#### Records for processing

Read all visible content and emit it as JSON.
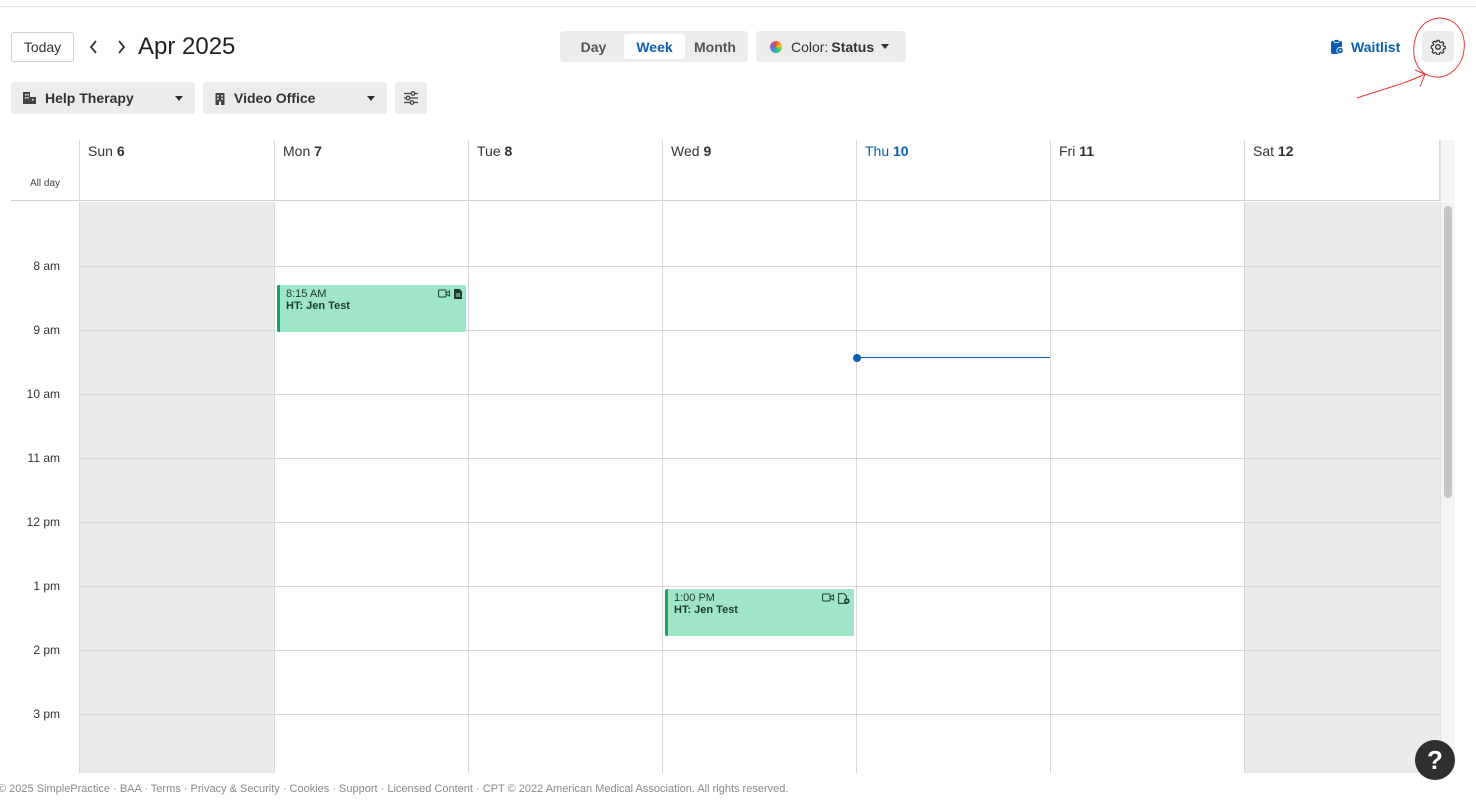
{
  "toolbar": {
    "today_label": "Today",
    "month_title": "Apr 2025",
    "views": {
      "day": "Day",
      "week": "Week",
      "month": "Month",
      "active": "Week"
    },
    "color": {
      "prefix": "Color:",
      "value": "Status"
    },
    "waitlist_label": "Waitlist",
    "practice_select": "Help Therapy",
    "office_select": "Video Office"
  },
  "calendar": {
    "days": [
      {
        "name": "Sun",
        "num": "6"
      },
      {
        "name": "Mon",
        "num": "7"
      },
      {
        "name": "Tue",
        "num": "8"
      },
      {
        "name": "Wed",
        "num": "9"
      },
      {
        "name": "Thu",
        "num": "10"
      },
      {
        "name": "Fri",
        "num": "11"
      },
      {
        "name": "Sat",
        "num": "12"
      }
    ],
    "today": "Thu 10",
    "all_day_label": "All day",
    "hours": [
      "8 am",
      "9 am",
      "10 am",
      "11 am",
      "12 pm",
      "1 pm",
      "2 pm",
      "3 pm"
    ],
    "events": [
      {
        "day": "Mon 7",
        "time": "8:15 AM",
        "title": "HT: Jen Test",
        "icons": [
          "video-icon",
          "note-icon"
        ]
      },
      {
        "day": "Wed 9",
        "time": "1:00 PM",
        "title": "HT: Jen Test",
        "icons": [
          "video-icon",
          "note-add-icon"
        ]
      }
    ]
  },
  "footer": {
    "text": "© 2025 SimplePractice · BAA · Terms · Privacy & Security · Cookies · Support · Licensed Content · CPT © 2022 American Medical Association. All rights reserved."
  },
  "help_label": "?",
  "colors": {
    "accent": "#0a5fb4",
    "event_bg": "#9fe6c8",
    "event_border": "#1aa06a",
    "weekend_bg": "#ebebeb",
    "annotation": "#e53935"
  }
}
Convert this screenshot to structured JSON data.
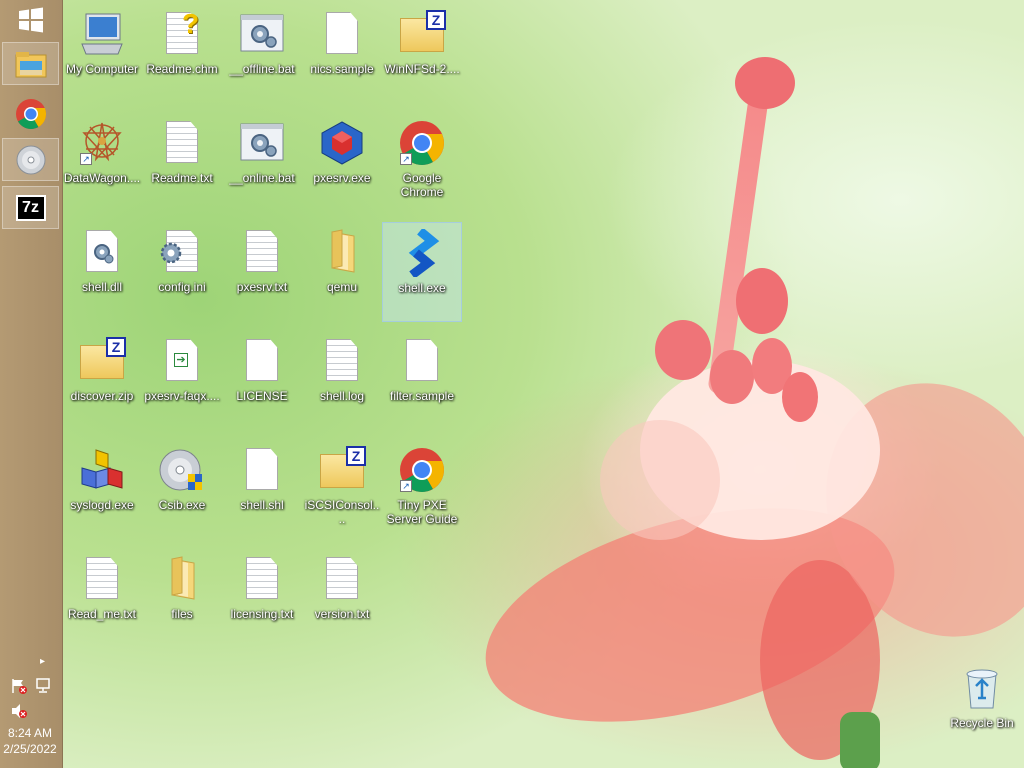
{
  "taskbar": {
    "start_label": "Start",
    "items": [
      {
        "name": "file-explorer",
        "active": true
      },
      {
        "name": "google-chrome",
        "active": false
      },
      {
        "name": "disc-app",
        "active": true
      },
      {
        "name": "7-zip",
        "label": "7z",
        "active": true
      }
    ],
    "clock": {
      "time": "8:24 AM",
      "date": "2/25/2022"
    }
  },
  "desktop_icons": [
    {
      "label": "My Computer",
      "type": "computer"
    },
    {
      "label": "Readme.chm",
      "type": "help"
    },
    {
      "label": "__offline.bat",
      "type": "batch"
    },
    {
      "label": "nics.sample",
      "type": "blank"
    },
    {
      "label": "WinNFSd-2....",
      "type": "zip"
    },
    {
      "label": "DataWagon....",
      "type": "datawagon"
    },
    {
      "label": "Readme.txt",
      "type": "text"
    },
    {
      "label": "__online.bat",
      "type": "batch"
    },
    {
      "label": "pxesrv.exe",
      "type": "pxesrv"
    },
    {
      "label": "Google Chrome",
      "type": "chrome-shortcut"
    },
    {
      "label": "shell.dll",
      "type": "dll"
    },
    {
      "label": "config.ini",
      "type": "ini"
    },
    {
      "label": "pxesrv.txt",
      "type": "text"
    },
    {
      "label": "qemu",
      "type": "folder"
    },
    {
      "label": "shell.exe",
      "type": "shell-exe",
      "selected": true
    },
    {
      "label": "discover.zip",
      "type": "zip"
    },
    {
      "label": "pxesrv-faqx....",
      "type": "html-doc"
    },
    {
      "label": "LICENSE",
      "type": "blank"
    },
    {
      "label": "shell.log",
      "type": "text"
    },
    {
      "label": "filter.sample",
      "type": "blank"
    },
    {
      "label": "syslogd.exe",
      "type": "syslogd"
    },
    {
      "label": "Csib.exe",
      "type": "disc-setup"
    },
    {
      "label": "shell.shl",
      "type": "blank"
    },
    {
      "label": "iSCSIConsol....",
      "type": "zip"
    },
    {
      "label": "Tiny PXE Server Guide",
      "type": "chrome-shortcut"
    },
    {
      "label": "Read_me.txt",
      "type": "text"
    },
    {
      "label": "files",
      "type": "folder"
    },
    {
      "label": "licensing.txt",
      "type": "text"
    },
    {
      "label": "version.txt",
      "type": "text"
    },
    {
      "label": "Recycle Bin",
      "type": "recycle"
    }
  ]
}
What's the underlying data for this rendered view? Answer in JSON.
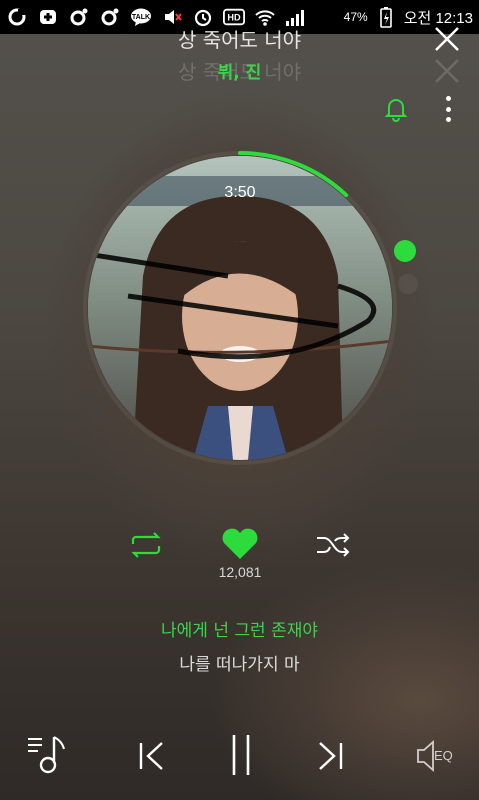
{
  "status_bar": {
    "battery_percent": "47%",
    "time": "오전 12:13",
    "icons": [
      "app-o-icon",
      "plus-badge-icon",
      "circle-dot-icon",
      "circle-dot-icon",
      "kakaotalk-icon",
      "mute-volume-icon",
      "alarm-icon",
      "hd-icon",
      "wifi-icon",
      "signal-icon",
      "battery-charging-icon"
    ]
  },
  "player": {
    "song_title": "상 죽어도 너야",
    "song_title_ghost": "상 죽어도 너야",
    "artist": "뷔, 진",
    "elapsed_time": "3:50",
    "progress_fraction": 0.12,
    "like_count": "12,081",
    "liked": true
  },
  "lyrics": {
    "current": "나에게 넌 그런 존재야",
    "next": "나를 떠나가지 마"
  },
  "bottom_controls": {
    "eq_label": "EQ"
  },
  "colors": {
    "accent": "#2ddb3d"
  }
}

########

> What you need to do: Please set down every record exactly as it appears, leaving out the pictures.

> Solution to this problem:
Read all visible content and emit it as JSON.
{
  "toolbar": {
    "today_label": "Today",
    "month_title": "Apr 2025",
    "views": {
      "day": "Day",
      "week": "Week",
      "month": "Month",
      "active": "Week"
    },
    "color": {
      "prefix": "Color:",
      "value": "Status"
    },
    "waitlist_label": "Waitlist",
    "practice_select": "Help Therapy",
    "office_select": "Video Office"
  },
  "calendar": {
    "days": [
      {
        "name": "Sun",
        "num": "6"
      },
      {
        "name": "Mon",
        "num": "7"
      },
      {
        "name": "Tue",
        "num": "8"
      },
      {
        "name": "Wed",
        "num": "9"
      },
      {
        "name": "Thu",
        "num": "10"
      },
      {
        "name": "Fri",
        "num": "11"
      },
      {
        "name": "Sat",
        "num": "12"
      }
    ],
    "today": "Thu 10",
    "all_day_label": "All day",
    "hours": [
      "8 am",
      "9 am",
      "10 am",
      "11 am",
      "12 pm",
      "1 pm",
      "2 pm",
      "3 pm"
    ],
    "events": [
      {
        "day": "Mon 7",
        "time": "8:15 AM",
        "title": "HT: Jen Test",
        "icons": [
          "video-icon",
          "note-icon"
        ]
      },
      {
        "day": "Wed 9",
        "time": "1:00 PM",
        "title": "HT: Jen Test",
        "icons": [
          "video-icon",
          "note-add-icon"
        ]
      }
    ]
  },
  "footer": {
    "text": "© 2025 SimplePractice · BAA · Terms · Privacy & Security · Cookies · Support · Licensed Content · CPT © 2022 American Medical Association. All rights reserved."
  },
  "help_label": "?",
  "colors": {
    "accent": "#0a5fb4",
    "event_bg": "#9fe6c8",
    "event_border": "#1aa06a",
    "weekend_bg": "#ebebeb",
    "annotation": "#e53935"
  }
}
Convert this screenshot to structured JSON data.
{
  "taskbar": {
    "start_label": "Start",
    "items": [
      {
        "name": "file-explorer",
        "active": true
      },
      {
        "name": "google-chrome",
        "active": false
      },
      {
        "name": "disc-app",
        "active": true
      },
      {
        "name": "7-zip",
        "label": "7z",
        "active": true
      }
    ],
    "clock": {
      "time": "8:24 AM",
      "date": "2/25/2022"
    }
  },
  "desktop_icons": [
    {
      "label": "My Computer",
      "type": "computer"
    },
    {
      "label": "Readme.chm",
      "type": "help"
    },
    {
      "label": "__offline.bat",
      "type": "batch"
    },
    {
      "label": "nics.sample",
      "type": "blank"
    },
    {
      "label": "WinNFSd-2....",
      "type": "zip"
    },
    {
      "label": "DataWagon....",
      "type": "datawagon"
    },
    {
      "label": "Readme.txt",
      "type": "text"
    },
    {
      "label": "__online.bat",
      "type": "batch"
    },
    {
      "label": "pxesrv.exe",
      "type": "pxesrv"
    },
    {
      "label": "Google Chrome",
      "type": "chrome-shortcut"
    },
    {
      "label": "shell.dll",
      "type": "dll"
    },
    {
      "label": "config.ini",
      "type": "ini"
    },
    {
      "label": "pxesrv.txt",
      "type": "text"
    },
    {
      "label": "qemu",
      "type": "folder"
    },
    {
      "label": "shell.exe",
      "type": "shell-exe",
      "selected": true
    },
    {
      "label": "discover.zip",
      "type": "zip"
    },
    {
      "label": "pxesrv-faqx....",
      "type": "html-doc"
    },
    {
      "label": "LICENSE",
      "type": "blank"
    },
    {
      "label": "shell.log",
      "type": "text"
    },
    {
      "label": "filter.sample",
      "type": "blank"
    },
    {
      "label": "syslogd.exe",
      "type": "syslogd"
    },
    {
      "label": "Csib.exe",
      "type": "disc-setup"
    },
    {
      "label": "shell.shl",
      "type": "blank"
    },
    {
      "label": "iSCSIConsol....",
      "type": "zip"
    },
    {
      "label": "Tiny PXE Server Guide",
      "type": "chrome-shortcut"
    },
    {
      "label": "Read_me.txt",
      "type": "text"
    },
    {
      "label": "files",
      "type": "folder"
    },
    {
      "label": "licensing.txt",
      "type": "text"
    },
    {
      "label": "version.txt",
      "type": "text"
    },
    {
      "label": "Recycle Bin",
      "type": "recycle"
    }
  ]
}
What's the underlying data for this rendered view? Answer in JSON.
{
  "status_bar": {
    "battery_percent": "47%",
    "time": "오전 12:13",
    "icons": [
      "app-o-icon",
      "plus-badge-icon",
      "circle-dot-icon",
      "circle-dot-icon",
      "kakaotalk-icon",
      "mute-volume-icon",
      "alarm-icon",
      "hd-icon",
      "wifi-icon",
      "signal-icon",
      "battery-charging-icon"
    ]
  },
  "player": {
    "song_title": "상 죽어도 너야",
    "song_title_ghost": "상 죽어도 너야",
    "artist": "뷔, 진",
    "elapsed_time": "3:50",
    "progress_fraction": 0.12,
    "like_count": "12,081",
    "liked": true
  },
  "lyrics": {
    "current": "나에게 넌 그런 존재야",
    "next": "나를 떠나가지 마"
  },
  "bottom_controls": {
    "eq_label": "EQ"
  },
  "colors": {
    "accent": "#2ddb3d"
  }
}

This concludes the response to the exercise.